  It is known that WG played on the Arrow green but not as a member of the club which was restricted to employees of Arrowsmiths. In 1901, as there was no EBA at that time, he applied on behalf of the London County Bowling Club for membership of the Scottish Bowling Association. Later that year he entertained an SBA team of 2 rinks skipping one of the home rinks himself.

  The Scots so enjoyed their reception that they presented WG with a pair of silver mounted bowls which he greatly prized. These are still in the possession of his grand daughter Mrs M. Day who lives in Devon. Bristol Arrow Bowling Club are indebted to Mrs Day for loaning these to us for the duration of our Centenary year where they were on display for all to see.

  In 1903 W. G. Grace was a founder member and first President of the English Bowling Association.

  On the 25th June that year our club played the EBA home and away. The Arrow team consisted of an Arrow rink, a Victoria (W-s-M) rink and a Mackintosh (Cardiff) rink. The Arrow at the time were the only bowling club in or around Bristol.

  In 1980, the 75th anniversary of the Gloucestershire Bowling Association, a plaque to his memory was erected in Downend Church.

    William Gilbert Grace and James Williams Arrowsmith

  James Williams Arrowsmith was born in Worcester on Nov 6th 1839 and came to Bristol with his father Isaac at the age of 14. He entered his father’s printing business and eventually became head of one of Bristol’s largest printing firms.

  The best known of his publications were Three Men in a Boat by Jerome K. Jerome in 1889 and the sequel Three Men on the Bummel. Towards the end of the nineteenth century Arrowsmith was the largest supplier to railway bookstalls in Britain.

  JW was interested in many sports but in particular he was adept at rifle shooting. He served with the 1st Gloucestershire/City of Bristol/Rifle Corps from 1859 to 1881. The National Rifle Association (founded 1860) records show that the Albert Jewel was won in 1888 by Quartertmaster Arrowsmith of 2nd Gloucester Engineers.

  He was the President of the Bristol Rugby Football Club for 3 seasons. Together with E. G. Clarke he was joint secretary and co-promoter of the Industrial and Fine Art Exhibition in 1893.

  JW was instrumental in the creation of Bristol University. A memorial tower was built in 1910 to JW and a plaque (see opposite) was displayed in the entrance hall.

  Not having enough to do, JW was also Hon. Secretary and Treasurer of the Mary Carpenter Memorial Boys Home, Chairman of Bristol Liberal Club and Secretary of the campaign to erect Cabot Tower.

  In 1894, as well as founding our club, he was involved in the unveiling of a memorial to John and Sebastian Cabot under St Augustine’s Bridge and on August 20th he became a Justice of the Peace.

  Because of all these commitments he only played in one bowls match against Weston Victoria.

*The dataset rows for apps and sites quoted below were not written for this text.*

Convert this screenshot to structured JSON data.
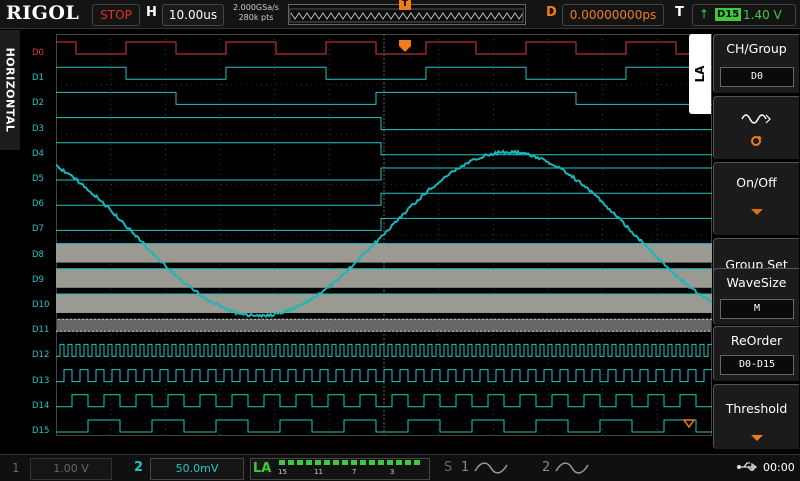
{
  "header": {
    "logo": "RIGOL",
    "run_state": "STOP",
    "horizontal_mark": "H",
    "timebase": "10.00us",
    "sample_rate": "2.000GSa/s",
    "memory_depth": "280k pts",
    "delay_mark": "D",
    "delay": "0.00000000ps",
    "trigger_mark": "T",
    "trigger_source": "D15",
    "trigger_level": "1.40 V",
    "trigger_marker": "T"
  },
  "side_tab": {
    "label": "HORIZONTAL"
  },
  "channels": [
    "D0",
    "D1",
    "D2",
    "D3",
    "D4",
    "D5",
    "D6",
    "D7",
    "D8",
    "D9",
    "D10",
    "D11",
    "D12",
    "D13",
    "D14",
    "D15"
  ],
  "menu": {
    "tab": "LA",
    "items": [
      {
        "label": "CH/Group",
        "value": "D0"
      },
      {
        "label": "",
        "value": ""
      },
      {
        "label": "On/Off",
        "value": ""
      },
      {
        "label": "Group Set",
        "value": ""
      },
      {
        "label": "WaveSize",
        "value": "M"
      },
      {
        "label": "ReOrder",
        "value": "D0-D15"
      },
      {
        "label": "Threshold",
        "value": ""
      }
    ]
  },
  "footer": {
    "ch1_num": "1",
    "ch1_scale": "1.00 V",
    "ch2_num": "2",
    "ch2_scale": "50.0mV",
    "la_label": "LA",
    "la_bits": [
      "15",
      "11",
      "7",
      "3"
    ],
    "s_label": "S",
    "bus1": "1",
    "bus2": "2",
    "time": "00:00"
  },
  "colors": {
    "digital": "#22c6c6",
    "d0": "#e03a3a",
    "analog": "#18b8b8",
    "accent": "#f07d1c",
    "grid": "#555555",
    "trigger": "#3ec93e"
  }
}
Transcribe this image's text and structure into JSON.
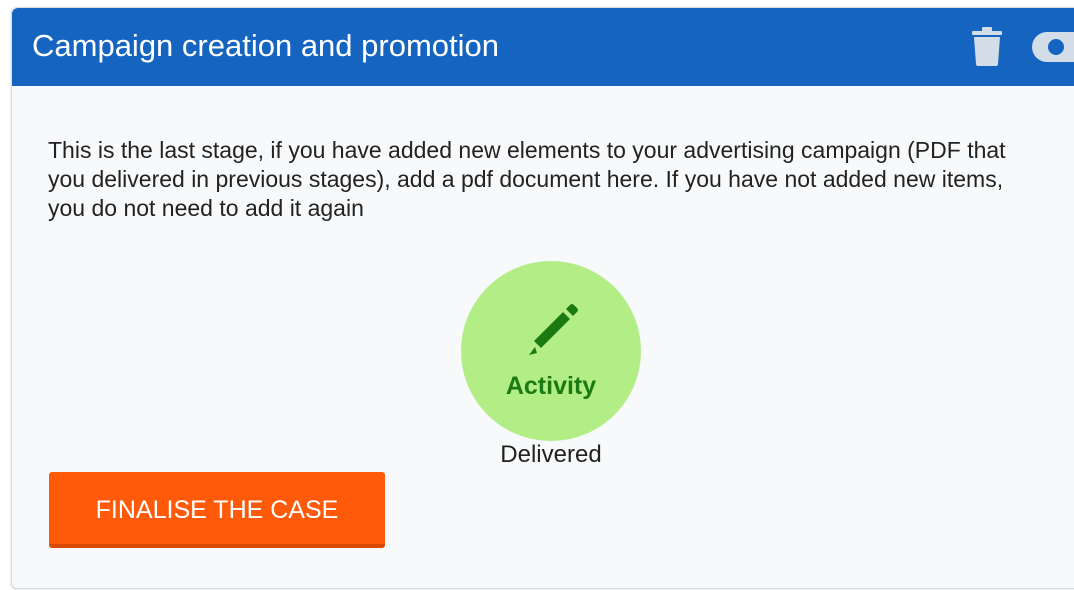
{
  "card": {
    "title": "Campaign creation and promotion",
    "description": "This is the last stage, if you have added new elements to your advertising campaign (PDF that you delivered in previous stages), add a pdf document here. If you have not added new items, you do not need to add it again"
  },
  "activity": {
    "label": "Activity",
    "status": "Delivered",
    "icon": "pencil-icon"
  },
  "actions": {
    "finalise_label": "FINALISE THE CASE"
  },
  "icons": {
    "header_actions": [
      "trash-icon",
      "toggle-icon"
    ]
  },
  "colors": {
    "header": "#1565c0",
    "activity_circle": "#b2ee85",
    "activity_text": "#1b7a12",
    "finalise_button": "#ff5a0a"
  }
}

In 1902 the West of England and South Wales Coronation Bowling League was formed. JW was of course President. The clubs involved were Arrow, Pontypool, MacKintosh and Victoria. In 1906 the Welsh clubs withdrew and the West of England League was founded again with JW as President.

  J. W. Arrowsmith was a most remarkable man to whom many people should be exceedingly grateful.